Many FE students have low self-esteem, the conference was told. An initiative on emotional intelligence at Cardonald College, part of a "focus on learning" project, found that using it helped students overcome barriers to their learning, according to Cathy McSkimming, the college's quality development manager.
Students' emotional intelligence did improve, she said, "which was contrary to staff perceptions". This led her to suggest that every member of staff who has contact with FE students should receive training in emotional intelligence. Staff may have the same needs as students in tackling perceptions of themselves and others, such as FEAR ("fantasy experienced as real") and DIP ("dysfunctionally independent person").
The literacy demands of being an FE student were highlighted by Richard Edwards, professor of education at Stirling University. This is a particular issue in subjects where there is little explicit acknowledgment of literacy difficulties specific to them, he said.
"Assumptions about literacy of students can result in teaching and assessment which do not challenge and extend," Professor Edwards has concluded from research carried out along with Perth and Anniesland colleges.

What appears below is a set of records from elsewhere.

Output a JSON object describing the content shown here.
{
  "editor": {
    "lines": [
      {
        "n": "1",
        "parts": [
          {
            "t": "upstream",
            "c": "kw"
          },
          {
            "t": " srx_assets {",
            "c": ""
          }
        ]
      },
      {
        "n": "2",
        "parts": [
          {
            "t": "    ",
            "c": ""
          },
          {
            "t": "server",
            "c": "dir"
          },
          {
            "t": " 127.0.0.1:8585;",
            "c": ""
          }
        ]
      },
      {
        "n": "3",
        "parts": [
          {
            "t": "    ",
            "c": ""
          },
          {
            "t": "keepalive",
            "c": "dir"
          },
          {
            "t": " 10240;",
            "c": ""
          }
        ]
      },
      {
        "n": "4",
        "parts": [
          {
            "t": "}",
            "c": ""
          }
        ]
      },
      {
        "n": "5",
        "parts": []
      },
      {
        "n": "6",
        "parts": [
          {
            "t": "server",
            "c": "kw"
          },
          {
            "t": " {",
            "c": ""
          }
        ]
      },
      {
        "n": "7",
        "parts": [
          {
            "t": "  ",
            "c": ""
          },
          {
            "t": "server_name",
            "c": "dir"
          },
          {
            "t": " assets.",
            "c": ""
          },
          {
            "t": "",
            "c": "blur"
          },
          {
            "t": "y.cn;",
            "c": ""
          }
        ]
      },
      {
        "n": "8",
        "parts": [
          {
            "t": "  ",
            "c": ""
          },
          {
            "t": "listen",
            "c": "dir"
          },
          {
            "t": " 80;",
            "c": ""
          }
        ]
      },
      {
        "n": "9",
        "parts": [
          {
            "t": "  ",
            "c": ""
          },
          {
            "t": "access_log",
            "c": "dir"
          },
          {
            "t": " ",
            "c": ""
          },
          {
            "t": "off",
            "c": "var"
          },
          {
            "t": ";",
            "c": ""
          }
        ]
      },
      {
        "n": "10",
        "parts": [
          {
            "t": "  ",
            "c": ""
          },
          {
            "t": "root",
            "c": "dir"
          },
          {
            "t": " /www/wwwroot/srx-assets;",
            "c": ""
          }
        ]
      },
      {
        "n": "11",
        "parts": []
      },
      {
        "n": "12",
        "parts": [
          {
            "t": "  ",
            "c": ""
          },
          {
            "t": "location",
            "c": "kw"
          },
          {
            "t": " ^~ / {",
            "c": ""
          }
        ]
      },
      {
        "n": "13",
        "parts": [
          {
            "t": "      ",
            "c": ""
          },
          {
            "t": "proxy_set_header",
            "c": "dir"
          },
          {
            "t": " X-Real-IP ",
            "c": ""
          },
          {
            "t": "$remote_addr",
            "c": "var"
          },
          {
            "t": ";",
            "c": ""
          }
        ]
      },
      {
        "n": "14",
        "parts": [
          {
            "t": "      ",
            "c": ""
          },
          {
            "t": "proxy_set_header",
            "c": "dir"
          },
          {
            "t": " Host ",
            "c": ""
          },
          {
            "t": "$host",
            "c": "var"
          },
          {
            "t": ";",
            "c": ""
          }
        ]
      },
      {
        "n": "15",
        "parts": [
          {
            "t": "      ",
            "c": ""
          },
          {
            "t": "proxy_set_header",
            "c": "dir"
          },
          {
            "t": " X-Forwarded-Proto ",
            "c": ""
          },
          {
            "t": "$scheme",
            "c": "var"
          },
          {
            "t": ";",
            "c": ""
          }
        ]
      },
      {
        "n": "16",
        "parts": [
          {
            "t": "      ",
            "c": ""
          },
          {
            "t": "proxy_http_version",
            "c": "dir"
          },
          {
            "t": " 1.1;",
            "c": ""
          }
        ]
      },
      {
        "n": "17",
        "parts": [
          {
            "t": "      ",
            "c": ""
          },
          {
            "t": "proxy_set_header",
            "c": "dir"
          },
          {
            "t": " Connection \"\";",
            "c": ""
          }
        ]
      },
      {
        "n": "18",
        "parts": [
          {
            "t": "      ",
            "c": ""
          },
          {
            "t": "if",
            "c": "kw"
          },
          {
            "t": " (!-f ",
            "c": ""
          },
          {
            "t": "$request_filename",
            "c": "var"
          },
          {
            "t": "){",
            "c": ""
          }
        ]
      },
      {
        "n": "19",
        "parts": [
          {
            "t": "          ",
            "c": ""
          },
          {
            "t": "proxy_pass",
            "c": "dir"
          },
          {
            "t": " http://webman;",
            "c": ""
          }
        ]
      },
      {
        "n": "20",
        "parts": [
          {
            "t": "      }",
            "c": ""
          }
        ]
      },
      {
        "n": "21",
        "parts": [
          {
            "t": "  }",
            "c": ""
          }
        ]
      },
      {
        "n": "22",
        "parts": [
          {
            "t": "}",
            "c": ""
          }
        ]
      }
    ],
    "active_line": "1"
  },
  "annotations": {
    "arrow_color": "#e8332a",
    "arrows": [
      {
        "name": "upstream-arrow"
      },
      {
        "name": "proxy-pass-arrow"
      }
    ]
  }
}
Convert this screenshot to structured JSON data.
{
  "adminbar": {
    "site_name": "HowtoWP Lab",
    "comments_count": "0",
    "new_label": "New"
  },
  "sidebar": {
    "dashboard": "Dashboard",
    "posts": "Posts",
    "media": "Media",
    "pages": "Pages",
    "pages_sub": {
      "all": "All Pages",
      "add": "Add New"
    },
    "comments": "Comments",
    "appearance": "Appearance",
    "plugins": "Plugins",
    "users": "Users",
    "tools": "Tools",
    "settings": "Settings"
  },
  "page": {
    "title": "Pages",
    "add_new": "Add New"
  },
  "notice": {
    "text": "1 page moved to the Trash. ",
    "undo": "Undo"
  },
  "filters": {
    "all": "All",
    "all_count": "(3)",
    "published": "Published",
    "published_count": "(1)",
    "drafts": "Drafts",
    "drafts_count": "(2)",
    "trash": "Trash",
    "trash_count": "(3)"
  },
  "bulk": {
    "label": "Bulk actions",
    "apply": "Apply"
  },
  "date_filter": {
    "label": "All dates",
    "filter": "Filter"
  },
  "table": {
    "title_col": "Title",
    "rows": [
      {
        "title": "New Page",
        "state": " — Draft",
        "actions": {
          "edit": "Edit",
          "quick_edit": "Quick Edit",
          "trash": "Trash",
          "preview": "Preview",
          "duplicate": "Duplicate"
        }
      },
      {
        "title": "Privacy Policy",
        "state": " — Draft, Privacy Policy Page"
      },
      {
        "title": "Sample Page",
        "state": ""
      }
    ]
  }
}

He also spoke of the induction of FE students, which generated "information overload" with, for example, signs on noticeboards which do little to inform.